Dombrowski will have to rebuild a tattered pitching staff, reconfigure a disappointing lineup, and decide whether to bring back manager John Farrell for a fourth season.
Farrell is away from the team for the rest of the season undergoing treatment for Stage 1 lymphoma. He and Dombrowski spoke over the telephone on Tuesday and could meet in person by the end of the week.
“I don’t know John real well, we’ve crossed paths, we know each other a little bit, but I wouldn’t say we know each real well,” Dombrowski said. “I told him, ‘First and foremost you need to take care of your health. And that’s the most important thing.’ ”
Dombrowski’s wife, former ESPN broadcaster Karie Ross, was at the news conference along with their two children, 17-year-old Darbi and 15-year-old Landon.
“It’s exciting. We’re looking forward to being part of this community,” Dombrowski said.
That Dombrowski is now in charge of the Red Sox with 42 games (after Wednesday) left to play this season is a surprise. On June 2, Henry said Ben Cherington would be the general manager “for a very long time.”
That proved to be only 10 weeks. What changed?

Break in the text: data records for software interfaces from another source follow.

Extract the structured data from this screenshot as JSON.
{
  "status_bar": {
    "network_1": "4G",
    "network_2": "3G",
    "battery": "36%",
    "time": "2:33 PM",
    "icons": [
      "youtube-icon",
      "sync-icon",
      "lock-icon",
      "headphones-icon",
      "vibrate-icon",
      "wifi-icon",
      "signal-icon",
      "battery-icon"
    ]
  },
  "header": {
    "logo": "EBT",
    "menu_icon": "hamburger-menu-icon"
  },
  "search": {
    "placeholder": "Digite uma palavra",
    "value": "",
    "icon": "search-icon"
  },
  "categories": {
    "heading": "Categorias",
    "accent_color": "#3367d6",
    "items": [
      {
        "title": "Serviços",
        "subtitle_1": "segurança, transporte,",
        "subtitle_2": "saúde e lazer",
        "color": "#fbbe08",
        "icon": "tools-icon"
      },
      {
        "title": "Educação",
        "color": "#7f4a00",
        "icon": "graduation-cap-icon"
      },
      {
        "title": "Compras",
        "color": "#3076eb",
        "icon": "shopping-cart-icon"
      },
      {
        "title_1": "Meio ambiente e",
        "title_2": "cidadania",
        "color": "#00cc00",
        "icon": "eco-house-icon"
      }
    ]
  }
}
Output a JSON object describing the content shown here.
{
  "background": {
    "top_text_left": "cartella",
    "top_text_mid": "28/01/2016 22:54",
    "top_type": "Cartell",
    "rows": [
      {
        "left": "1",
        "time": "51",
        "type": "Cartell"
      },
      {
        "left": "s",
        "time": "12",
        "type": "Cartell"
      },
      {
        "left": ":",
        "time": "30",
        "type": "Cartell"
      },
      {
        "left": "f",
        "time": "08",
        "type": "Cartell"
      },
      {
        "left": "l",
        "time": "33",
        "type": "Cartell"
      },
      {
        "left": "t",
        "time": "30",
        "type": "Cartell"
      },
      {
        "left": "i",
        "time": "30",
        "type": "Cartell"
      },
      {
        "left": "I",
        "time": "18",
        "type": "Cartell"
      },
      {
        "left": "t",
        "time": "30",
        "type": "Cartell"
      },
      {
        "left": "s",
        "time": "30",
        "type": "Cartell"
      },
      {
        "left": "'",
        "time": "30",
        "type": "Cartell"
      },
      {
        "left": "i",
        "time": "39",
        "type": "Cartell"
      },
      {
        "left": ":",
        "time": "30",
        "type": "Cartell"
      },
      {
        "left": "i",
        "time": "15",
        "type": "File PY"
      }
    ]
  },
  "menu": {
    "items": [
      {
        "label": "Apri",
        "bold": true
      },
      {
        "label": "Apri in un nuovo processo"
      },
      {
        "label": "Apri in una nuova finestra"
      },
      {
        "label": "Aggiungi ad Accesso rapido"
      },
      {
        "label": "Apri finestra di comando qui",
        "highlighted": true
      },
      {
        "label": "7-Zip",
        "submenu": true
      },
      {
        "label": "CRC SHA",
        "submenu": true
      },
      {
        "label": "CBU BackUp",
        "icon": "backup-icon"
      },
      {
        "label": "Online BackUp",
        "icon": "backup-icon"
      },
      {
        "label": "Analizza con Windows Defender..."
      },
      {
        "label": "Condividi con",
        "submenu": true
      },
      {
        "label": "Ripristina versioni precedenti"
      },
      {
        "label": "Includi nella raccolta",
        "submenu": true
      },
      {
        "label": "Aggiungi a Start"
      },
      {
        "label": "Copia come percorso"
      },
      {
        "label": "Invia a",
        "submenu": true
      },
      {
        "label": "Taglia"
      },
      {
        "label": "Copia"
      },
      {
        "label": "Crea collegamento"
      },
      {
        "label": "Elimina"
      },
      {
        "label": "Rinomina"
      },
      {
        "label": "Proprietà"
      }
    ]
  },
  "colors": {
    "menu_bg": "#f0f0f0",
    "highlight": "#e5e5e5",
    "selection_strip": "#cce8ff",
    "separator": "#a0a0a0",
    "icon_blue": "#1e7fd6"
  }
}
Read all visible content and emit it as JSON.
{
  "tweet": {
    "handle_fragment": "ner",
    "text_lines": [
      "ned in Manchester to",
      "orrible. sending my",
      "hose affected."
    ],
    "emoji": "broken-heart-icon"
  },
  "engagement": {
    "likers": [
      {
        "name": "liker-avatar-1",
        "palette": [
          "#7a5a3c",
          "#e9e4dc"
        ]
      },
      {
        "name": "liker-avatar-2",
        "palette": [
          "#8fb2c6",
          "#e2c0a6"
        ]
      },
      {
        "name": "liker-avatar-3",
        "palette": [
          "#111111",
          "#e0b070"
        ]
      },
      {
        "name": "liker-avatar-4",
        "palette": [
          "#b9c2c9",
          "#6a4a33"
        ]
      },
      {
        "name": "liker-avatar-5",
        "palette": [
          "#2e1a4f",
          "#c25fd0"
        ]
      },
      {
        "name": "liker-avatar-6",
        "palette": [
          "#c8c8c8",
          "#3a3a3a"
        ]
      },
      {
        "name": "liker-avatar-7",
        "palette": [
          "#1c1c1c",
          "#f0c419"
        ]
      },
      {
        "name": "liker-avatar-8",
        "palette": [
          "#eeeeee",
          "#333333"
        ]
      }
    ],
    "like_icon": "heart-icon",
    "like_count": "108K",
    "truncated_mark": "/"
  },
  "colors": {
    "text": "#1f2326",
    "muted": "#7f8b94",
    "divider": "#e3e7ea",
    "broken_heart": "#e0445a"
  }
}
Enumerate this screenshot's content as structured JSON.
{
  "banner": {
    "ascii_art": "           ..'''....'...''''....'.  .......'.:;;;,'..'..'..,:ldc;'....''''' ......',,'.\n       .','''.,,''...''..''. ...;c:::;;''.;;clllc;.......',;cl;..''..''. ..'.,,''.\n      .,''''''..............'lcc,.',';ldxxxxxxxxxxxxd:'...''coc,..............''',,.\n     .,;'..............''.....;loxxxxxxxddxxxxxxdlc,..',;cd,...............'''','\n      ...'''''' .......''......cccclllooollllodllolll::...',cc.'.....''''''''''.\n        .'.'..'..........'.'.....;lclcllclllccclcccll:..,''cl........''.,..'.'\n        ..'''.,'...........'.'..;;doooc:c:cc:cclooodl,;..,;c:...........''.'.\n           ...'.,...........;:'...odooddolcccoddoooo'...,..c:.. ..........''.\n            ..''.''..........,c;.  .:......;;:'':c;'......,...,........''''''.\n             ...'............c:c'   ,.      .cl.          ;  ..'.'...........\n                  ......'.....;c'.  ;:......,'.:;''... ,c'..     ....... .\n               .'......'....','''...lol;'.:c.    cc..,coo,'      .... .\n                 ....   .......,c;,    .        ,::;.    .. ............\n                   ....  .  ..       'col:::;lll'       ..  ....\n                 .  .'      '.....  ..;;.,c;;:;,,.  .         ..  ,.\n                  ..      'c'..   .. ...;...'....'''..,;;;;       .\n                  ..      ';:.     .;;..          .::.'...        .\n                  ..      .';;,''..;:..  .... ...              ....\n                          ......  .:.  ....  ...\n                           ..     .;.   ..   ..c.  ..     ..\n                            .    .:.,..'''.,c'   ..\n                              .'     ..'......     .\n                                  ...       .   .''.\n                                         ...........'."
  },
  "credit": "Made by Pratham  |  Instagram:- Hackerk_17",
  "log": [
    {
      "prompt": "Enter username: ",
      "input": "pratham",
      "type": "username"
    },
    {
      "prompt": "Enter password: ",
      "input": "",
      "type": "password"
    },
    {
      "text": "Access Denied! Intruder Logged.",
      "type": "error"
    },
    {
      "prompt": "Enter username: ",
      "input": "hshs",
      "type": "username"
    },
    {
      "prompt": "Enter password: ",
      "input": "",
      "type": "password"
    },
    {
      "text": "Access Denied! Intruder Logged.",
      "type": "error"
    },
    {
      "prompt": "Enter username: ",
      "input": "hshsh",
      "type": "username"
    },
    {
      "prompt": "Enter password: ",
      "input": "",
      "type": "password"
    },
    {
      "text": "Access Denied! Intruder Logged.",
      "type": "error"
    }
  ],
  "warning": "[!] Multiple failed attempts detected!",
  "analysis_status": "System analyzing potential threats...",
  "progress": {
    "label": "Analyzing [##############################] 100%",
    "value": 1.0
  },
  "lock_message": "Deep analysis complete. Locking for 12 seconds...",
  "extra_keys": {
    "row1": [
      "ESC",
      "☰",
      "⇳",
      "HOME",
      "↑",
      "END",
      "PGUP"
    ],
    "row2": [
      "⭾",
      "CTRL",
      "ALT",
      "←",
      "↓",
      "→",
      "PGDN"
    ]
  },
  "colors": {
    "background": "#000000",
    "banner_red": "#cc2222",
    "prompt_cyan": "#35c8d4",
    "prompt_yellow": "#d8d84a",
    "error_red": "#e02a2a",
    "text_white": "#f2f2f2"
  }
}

“Dave became a free agent,” Henry said.
The Red Sox changed course when the Tigers fired Dombrowski on Aug. 4. Henry reached out to Dombrowski and the sides agreed to meet in Chicago on Aug. 13 at baseball’s quarterly owners’ meetings.
Henry, team chairman Tom Werner, and Fenway Sports Group president Michael Gordon spent close to four hours with Dombrowski at a suite in the Four Seasons Hotel. Dombrowski agreed to a long-term contract over the weekend.
Toronto and Washington also had interest in Dombrowski, the Blue Jays offering a CEO-level position. Dombrowski used that leverage to secure full control of baseball operations from the Red Sox.
“We needed to move quickly,” Werner said. “There was a lot of interest in Dave.”
According to Henry, he spoke with Werner and Cherington about the idea of reaching out to Dombrowski on Aug. 4.
“Tom and I wanted to see if there was a fit for Dave within the Red Sox organization. Ben did not object,” Henry said.
During his own news conference later in the day, Cherington offered a different version of the events. He said he was not told of the team’s interest in hiring Dombrowski until Saturday afternoon as the Sox were playing the Seattle Mariners.
“I was in my office. [Henry] came and let me know he and Tom were pursuing Dave for this role,” Cherington said. “That was the first I heard of it.”
Cherington was offered the opportunity to stay on as general manager with the understanding Dombrowski would make any important decision.
By Tuesday, when the Red Sox had a deal in place with Dombrowski, Cherington had decided to step down.
“I felt strongly that what was best for Dave, what was best for me, what was best for the Red Sox was the same thing. And that was a clean break,” Cherington said.
The Red Sox were 290-315 under Cherington, winning the World Series in 2013 but otherwise underachieving. The team finished last in 2012 and ’14 and is headed there again this season.
Cherington was the public face of poor decisions often made by his superiors, including the decision not to make Jon Lester a reasonable contract offer.
“The GM of the Red Sox maybe isn’t ever fully responsible but certainly is fully accountable,” Cherington said. “That’s how I feel. I was prepared for that possibility.”
Cherington said several teams already have contacted him but he will take some time before deciding on his next move. He has worked for the Red Sox for 19 seasons, noting that most of his adult life has been spent at Fenway Park.
“I love the game. I’m 41, I’m going to work,” he said. “We’ll see what comes.”
As Cherington spoke, assistant GMs Mike Hazen and Brian O’Halloran were in the back of the room watching along with pro scouting director Jared Porter and other baseball operations staffers. When Cherington finished, the group walked out together.
Dombrowski was on the field watching batting practice, shaking hands with well-wishers, and having a conversation with second baseman Dustin Pedroia.
“One thing about this team, things change,” designated hitter David Ortiz said. “Nobody wants to stay in last place.”